References Ajinatha. "Pilkada DKI, Tanda Awal Kematian Partai Politik (DKI Election, Early Sign of the Political Parties' Death)." Kompasiana, accessed December 2, 2012, Bleck, J. and N. Van de Walle. "Parties and Issues in Francophone West Africa: Towards a Theory of Non-Mobilization." Democratization 18, no. 5 (2011): 1125-1145. Bottom, K. and C. Copus. "Independent Politics: Why Seek to Serve and Survive as an Independent Councillor?"Public Policy and Administration 26, no. 3 (2011): 279-305. Copus, C., A. Clark, H. Reynaert, and K. Steyvers. "Minor Party and Independent Politics Beyond the Mainstream: Fluctuating Fortunes but a Permanent Presence." Parliamentary Affairs 62, no. 1 (2009): 4-18. Dalton, R. J. and M. P. Wattenberg. Parties without Partisans: Political Change in Advanced Industrial Democracies Oxford University Press Oxford, 2000. Ichwanuddin, Wawan. "Dukungan Publik Terhadap Demokrasi Di Indonesia (Public Support for Democracy in Indonesia)." Lembaga Ilmu Pengetahuan Indonesia, accessed December 3, 2012, tober2012.pdf.html.

Levitsky, S. and M. A. Cameron. "Democracy without Parties? Political Parties and Regime Change in Fujimori's Peru." Latin American Politics and Society 45, no. 3 (2008): 1-33. Lupu, N. "Party Brands in Crisis: Partisanship, Brand Dilution, and the Breakdown of Political Parties in Latin America."Princeton University, 2011. Mair, P. Democracy Beyond Parties. Irvine: Center for the Study of Democracy, University of California, 2005. Olvera, A. J. "The Elusive Democracy: Political Parties, Democratic Institutions, and Civil Society in Mexico." Latin American Research Review 45, no. 4 (2010): 78-107. Pildes, R. Political Parties and Constitutionalism. New York University Public Law and Legal Theory Working Papers.
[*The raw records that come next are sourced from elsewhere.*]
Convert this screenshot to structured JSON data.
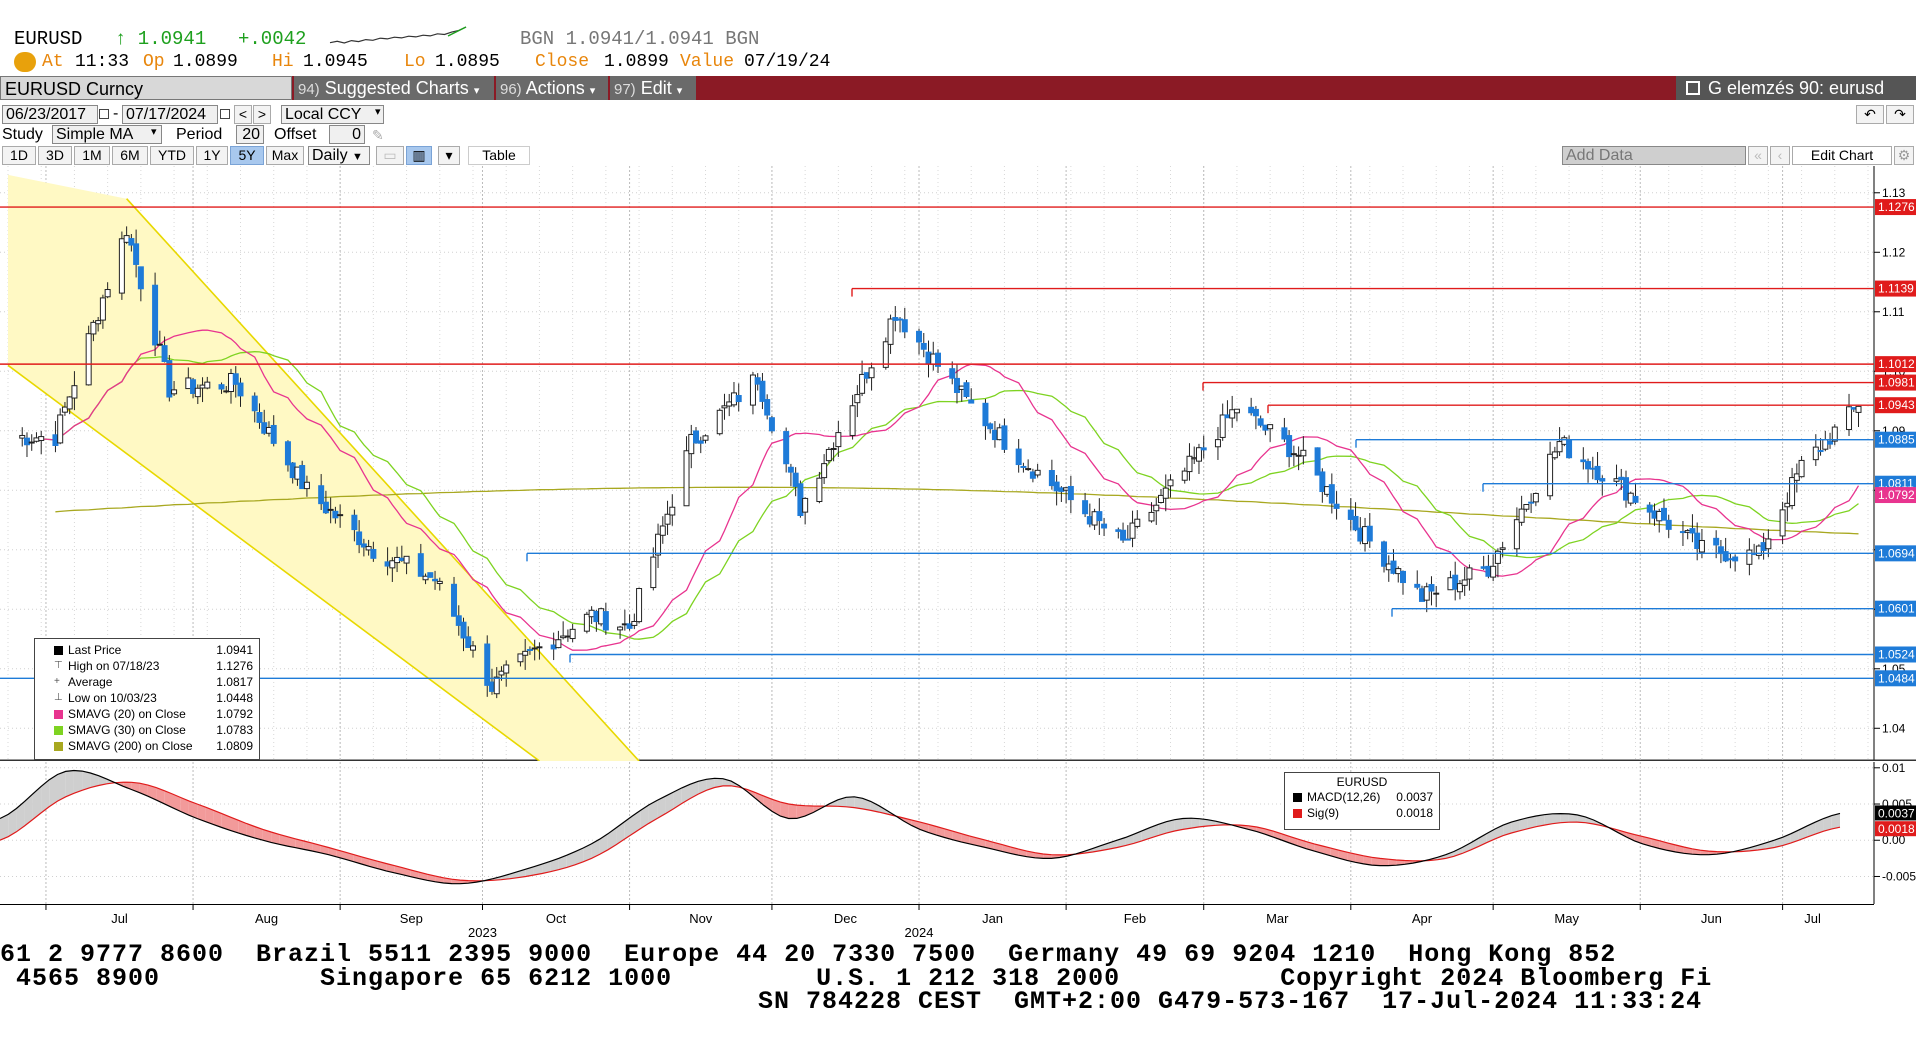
{
  "quote": {
    "ticker": "EURUSD",
    "last": "↑ 1.0941",
    "change": "+.0042",
    "bgn_bid_ask": "BGN  1.0941/1.0941  BGN",
    "at_label": "At",
    "time": "11:33",
    "op_label": "Op",
    "op": "1.0899",
    "hi_label": "Hi",
    "hi": "1.0945",
    "lo_label": "Lo",
    "lo": "1.0895",
    "close_label": "Close",
    "close": "1.0899",
    "value_label": "Value",
    "value": "07/19/24",
    "sparkline": [
      1.0899,
      1.0903,
      1.0898,
      1.0905,
      1.0902,
      1.0908,
      1.0906,
      1.0912,
      1.091,
      1.0915,
      1.0913,
      1.0918,
      1.0916,
      1.0921,
      1.0919,
      1.0925,
      1.0923,
      1.093,
      1.0935,
      1.0945
    ]
  },
  "toolbar": {
    "security": "EURUSD Curncy",
    "suggested_num": "94)",
    "suggested": "Suggested Charts",
    "actions_num": "96)",
    "actions": "Actions",
    "edit_num": "97)",
    "edit": "Edit",
    "right_title": "G elemzés 90: eurusd"
  },
  "controls": {
    "date_from": "06/23/2017",
    "date_to": "07/17/2024",
    "currency": "Local CCY",
    "study_label": "Study",
    "study": "Simple MA",
    "period_label": "Period",
    "period": "20",
    "offset_label": "Offset",
    "offset": "0",
    "ranges": [
      "1D",
      "3D",
      "1M",
      "6M",
      "YTD",
      "1Y",
      "5Y",
      "Max"
    ],
    "active_range": "5Y",
    "interval": "Daily",
    "table_btn": "Table",
    "add_data": "Add Data",
    "edit_chart": "Edit Chart"
  },
  "legend": {
    "rows": [
      {
        "label": "Last Price",
        "value": "1.0941",
        "color": "#000000"
      },
      {
        "label": "High on 07/18/23",
        "value": "1.1276",
        "color": ""
      },
      {
        "label": "Average",
        "value": "1.0817",
        "color": ""
      },
      {
        "label": "Low on 10/03/23",
        "value": "1.0448",
        "color": ""
      },
      {
        "label": "SMAVG (20)  on Close",
        "value": "1.0792",
        "color": "#e8348f"
      },
      {
        "label": "SMAVG (30)  on Close",
        "value": "1.0783",
        "color": "#7ed321"
      },
      {
        "label": "SMAVG (200)  on Close",
        "value": "1.0809",
        "color": "#a8a820"
      }
    ]
  },
  "macd_legend": {
    "title": "EURUSD",
    "rows": [
      {
        "label": "MACD(12,26)",
        "value": "0.0037",
        "color": "#000000"
      },
      {
        "label": "Sig(9)",
        "value": "0.0018",
        "color": "#e01b1b"
      }
    ]
  },
  "chart_data": [
    {
      "type": "candlestick",
      "title": "",
      "xlabel": "",
      "ylabel": "",
      "ylim": [
        1.0345,
        1.1345
      ],
      "x_months": [
        {
          "label": "Jul",
          "year": ""
        },
        {
          "label": "Aug",
          "year": ""
        },
        {
          "label": "Sep",
          "year": ""
        },
        {
          "label": "Oct",
          "year": "2023"
        },
        {
          "label": "Nov",
          "year": ""
        },
        {
          "label": "Dec",
          "year": ""
        },
        {
          "label": "Jan",
          "year": "2024"
        },
        {
          "label": "Feb",
          "year": ""
        },
        {
          "label": "Mar",
          "year": ""
        },
        {
          "label": "Apr",
          "year": ""
        },
        {
          "label": "May",
          "year": ""
        },
        {
          "label": "Jun",
          "year": ""
        },
        {
          "label": "Jul",
          "year": ""
        }
      ],
      "y_ticks": [
        "1.13",
        "1.12",
        "1.11",
        "1.10",
        "1.09",
        "1.08",
        "1.07",
        "1.06",
        "1.05",
        "1.04"
      ],
      "horizontal_levels": [
        {
          "value": 1.1276,
          "label": "1.1276",
          "color": "#e01b1b"
        },
        {
          "value": 1.1139,
          "label": "1.1139",
          "color": "#e01b1b"
        },
        {
          "value": 1.1012,
          "label": "1.1012",
          "color": "#e01b1b"
        },
        {
          "value": 1.0981,
          "label": "1.0981",
          "color": "#e01b1b"
        },
        {
          "value": 1.0943,
          "label": "1.0943",
          "color": "#e01b1b"
        },
        {
          "value": 1.0885,
          "label": "1.0885",
          "color": "#1e7bd8"
        },
        {
          "value": 1.0811,
          "label": "1.0811",
          "color": "#1e7bd8"
        },
        {
          "value": 1.0792,
          "label": "1.0792",
          "color": "#e8348f"
        },
        {
          "value": 1.0694,
          "label": "1.0694",
          "color": "#1e7bd8"
        },
        {
          "value": 1.0601,
          "label": "1.0601",
          "color": "#1e7bd8"
        },
        {
          "value": 1.0524,
          "label": "1.0524",
          "color": "#1e7bd8"
        },
        {
          "value": 1.0484,
          "label": "1.0484",
          "color": "#1e7bd8"
        }
      ],
      "close_series": [
        {
          "date": "2023-07-03",
          "close": 1.089
        },
        {
          "date": "2023-07-18",
          "close": 1.124
        },
        {
          "date": "2023-07-27",
          "close": 1.097
        },
        {
          "date": "2023-08-10",
          "close": 1.098
        },
        {
          "date": "2023-08-25",
          "close": 1.08
        },
        {
          "date": "2023-09-08",
          "close": 1.07
        },
        {
          "date": "2023-09-21",
          "close": 1.065
        },
        {
          "date": "2023-10-03",
          "close": 1.047
        },
        {
          "date": "2023-10-12",
          "close": 1.053
        },
        {
          "date": "2023-10-24",
          "close": 1.059
        },
        {
          "date": "2023-11-01",
          "close": 1.057
        },
        {
          "date": "2023-11-14",
          "close": 1.088
        },
        {
          "date": "2023-11-28",
          "close": 1.099
        },
        {
          "date": "2023-12-07",
          "close": 1.077
        },
        {
          "date": "2023-12-27",
          "close": 1.11
        },
        {
          "date": "2024-01-11",
          "close": 1.095
        },
        {
          "date": "2024-01-23",
          "close": 1.085
        },
        {
          "date": "2024-02-13",
          "close": 1.071
        },
        {
          "date": "2024-02-27",
          "close": 1.084
        },
        {
          "date": "2024-03-08",
          "close": 1.094
        },
        {
          "date": "2024-03-21",
          "close": 1.086
        },
        {
          "date": "2024-04-02",
          "close": 1.074
        },
        {
          "date": "2024-04-16",
          "close": 1.062
        },
        {
          "date": "2024-04-30",
          "close": 1.067
        },
        {
          "date": "2024-05-15",
          "close": 1.088
        },
        {
          "date": "2024-05-29",
          "close": 1.08
        },
        {
          "date": "2024-06-14",
          "close": 1.07
        },
        {
          "date": "2024-06-26",
          "close": 1.069
        },
        {
          "date": "2024-07-05",
          "close": 1.084
        },
        {
          "date": "2024-07-17",
          "close": 1.0941
        }
      ]
    },
    {
      "type": "line",
      "title": "",
      "ylim": [
        -0.0088,
        0.0108
      ],
      "y_ticks": [
        "0.01",
        "0.005",
        "0.00",
        "-0.005"
      ],
      "value_labels": [
        "0.0037",
        "0.0018"
      ],
      "series": [
        {
          "name": "MACD(12,26)",
          "color": "#000000",
          "values": [
            0.003,
            0.0095,
            0.007,
            0.003,
            0.0,
            -0.002,
            -0.0045,
            -0.006,
            -0.004,
            -0.0005,
            0.0055,
            0.0085,
            0.003,
            0.006,
            0.0015,
            -0.001,
            -0.0025,
            0.0,
            0.003,
            0.0015,
            -0.0015,
            -0.0035,
            -0.002,
            0.0025,
            0.0035,
            -0.0005,
            -0.002,
            0.0,
            0.0037
          ]
        },
        {
          "name": "Sig(9)",
          "color": "#e01b1b",
          "values": [
            0.0,
            0.006,
            0.008,
            0.005,
            0.0015,
            -0.001,
            -0.0035,
            -0.0055,
            -0.005,
            -0.0025,
            0.003,
            0.0075,
            0.005,
            0.0045,
            0.0025,
            0.0,
            -0.002,
            -0.001,
            0.0015,
            0.002,
            -0.0005,
            -0.0025,
            -0.0025,
            0.001,
            0.0025,
            0.0005,
            -0.0015,
            -0.001,
            0.0018
          ]
        }
      ]
    }
  ],
  "ticker": {
    "line1": "61 2 9777 8600  Brazil 5511 2395 9000  Europe 44 20 7330 7500  Germany 49 69 9204 1210  Hong Kong 852",
    "line2": " 4565 8900          Singapore 65 6212 1000         U.S. 1 212 318 2000          Copyright 2024 Bloomberg Fi",
    "line3": "SN 784228 CEST  GMT+2:00 G479-573-167  17-Jul-2024 11:33:24"
  }
}
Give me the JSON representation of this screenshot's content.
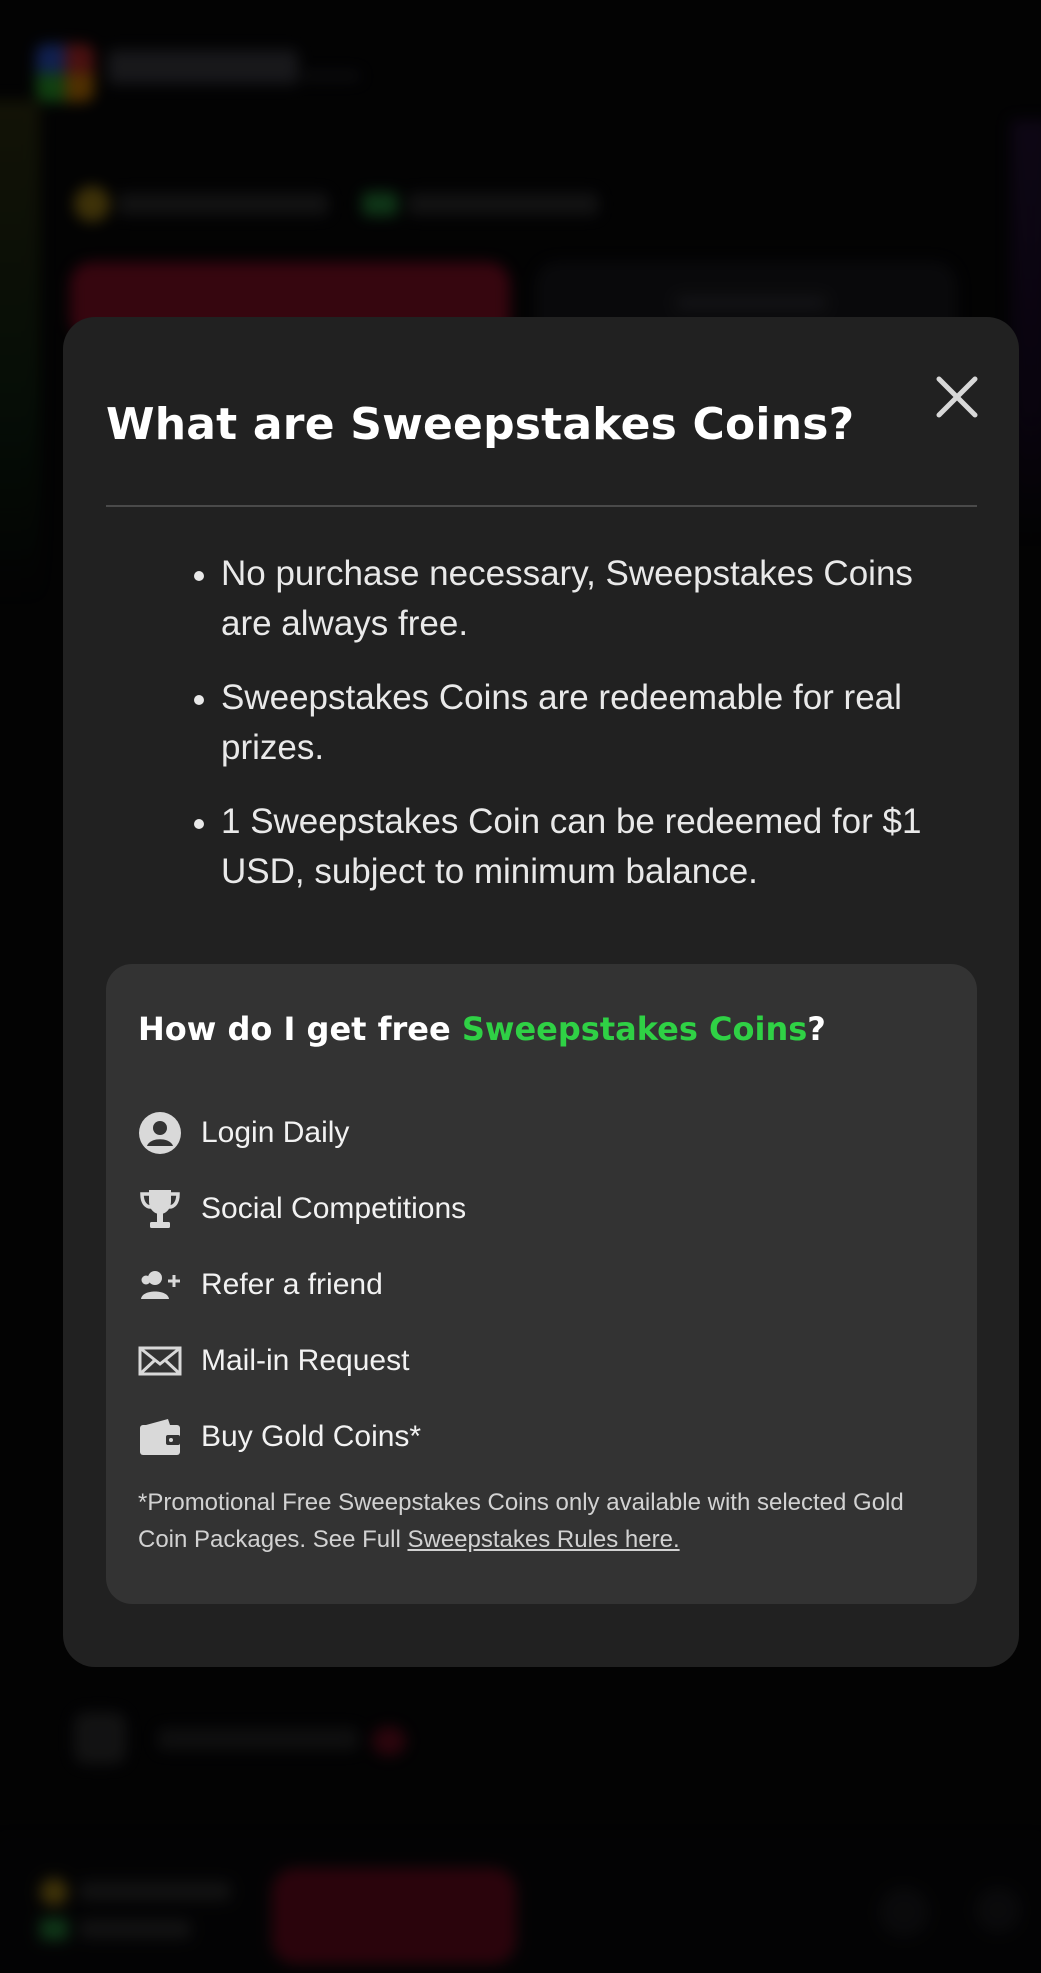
{
  "modal": {
    "title": "What are Sweepstakes Coins?",
    "bullets": [
      "No purchase necessary, Sweepstakes Coins are always free.",
      "Sweepstakes Coins are redeemable for real prizes.",
      "1 Sweepstakes Coin can be redeemed for $1 USD, subject to minimum balance."
    ],
    "close_icon": "close-icon"
  },
  "card": {
    "heading_prefix": "How do I get free ",
    "heading_accent": "Sweepstakes Coins",
    "heading_suffix": "?",
    "accent_color": "#2fd145",
    "ways": [
      {
        "label": "Login Daily",
        "icon": "user-circle-icon"
      },
      {
        "label": "Social Competitions",
        "icon": "trophy-icon"
      },
      {
        "label": "Refer a friend",
        "icon": "add-friend-icon"
      },
      {
        "label": "Mail-in Request",
        "icon": "envelope-icon"
      },
      {
        "label": "Buy Gold Coins*",
        "icon": "wallet-icon"
      }
    ],
    "footnote_text": "*Promotional Free Sweepstakes Coins only available with selected Gold Coin Packages. See Full ",
    "footnote_link": "Sweepstakes Rules here."
  },
  "colors": {
    "modal_bg": "#212121",
    "card_bg": "#333333",
    "overlay": "#060607"
  }
}
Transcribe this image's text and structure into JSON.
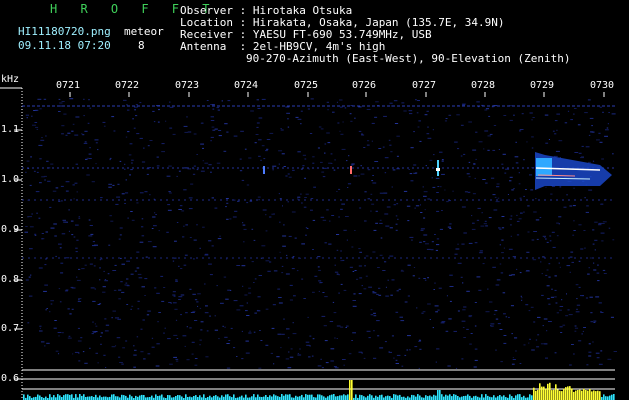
{
  "header": {
    "brand": "H R O F F T",
    "filename": "HI11180720.png",
    "timestamp": "09.11.18 07:20",
    "meteor_label": "meteor",
    "meteor_count": "8"
  },
  "info": [
    {
      "key": "Observer ",
      "sep": ": ",
      "value": "Hirotaka Otsuka"
    },
    {
      "key": "Location ",
      "sep": ": ",
      "value": "Hirakata, Osaka, Japan (135.7E, 34.9N)"
    },
    {
      "key": "Receiver ",
      "sep": ": ",
      "value": "YAESU FT-690 53.749MHz, USB"
    },
    {
      "key": "Antenna  ",
      "sep": ": ",
      "value": "2el-HB9CV, 4m's high"
    },
    {
      "key": "",
      "sep": "",
      "value": "90-270-Azimuth (East-West), 90-Elevation (Zenith)"
    }
  ],
  "axis": {
    "unit": "kHz",
    "time_ticks": [
      "0721",
      "0722",
      "0723",
      "0724",
      "0725",
      "0726",
      "0727",
      "0728",
      "0729",
      "0730"
    ],
    "freq_ticks": [
      "1.1",
      "1.0",
      "0.9",
      "0.8",
      "0.7",
      "0.6"
    ]
  },
  "colors": {
    "background": "#000000",
    "brand": "#3fd05a",
    "noise": "#1e2a8a",
    "signal_bright": "#ffffff",
    "level_cyan": "#2ee6ff",
    "level_yellow": "#ffff33"
  }
}
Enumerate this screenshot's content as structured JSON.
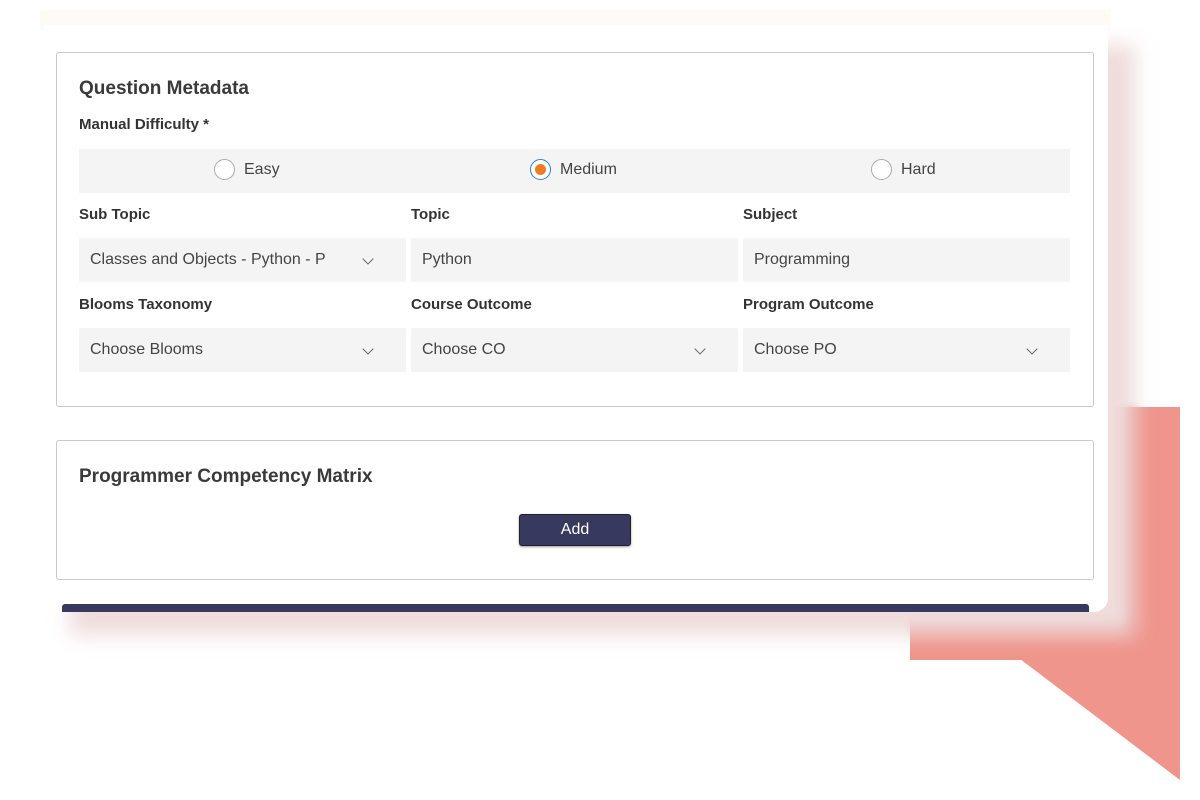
{
  "colors": {
    "accent": "#373a5e",
    "radio_selected": "#f07c22",
    "decoration": "#ef958c"
  },
  "metadata": {
    "title": "Question Metadata",
    "difficulty_label": "Manual Difficulty *",
    "difficulty_options": [
      {
        "label": "Easy",
        "selected": false
      },
      {
        "label": "Medium",
        "selected": true
      },
      {
        "label": "Hard",
        "selected": false
      }
    ],
    "sub_topic": {
      "label": "Sub Topic",
      "value": "Classes and Objects - Python - Programming"
    },
    "topic": {
      "label": "Topic",
      "value": "Python"
    },
    "subject": {
      "label": "Subject",
      "value": "Programming"
    },
    "blooms": {
      "label": "Blooms Taxonomy",
      "value": "Choose Blooms"
    },
    "course_outcome": {
      "label": "Course Outcome",
      "value": "Choose CO"
    },
    "program_outcome": {
      "label": "Program Outcome",
      "value": "Choose PO"
    }
  },
  "matrix": {
    "title": "Programmer Competency Matrix",
    "add_label": "Add"
  }
}
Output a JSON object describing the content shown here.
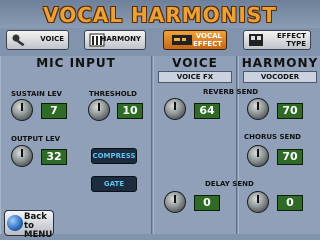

Vol. 179. New York: 2010. Professor Russell J. Dalton and S. A. Weldon. "Public Images of Political Parties: A Necessary Evil?" West European Politics 28, no. 5 (2005): 931-951. Tan, P. J. "Reining in the Reign of the Parties: Political Parties in Contemporary Indonesia." Asian Journal of Political Science 20, no. 2 (2012): 154-179.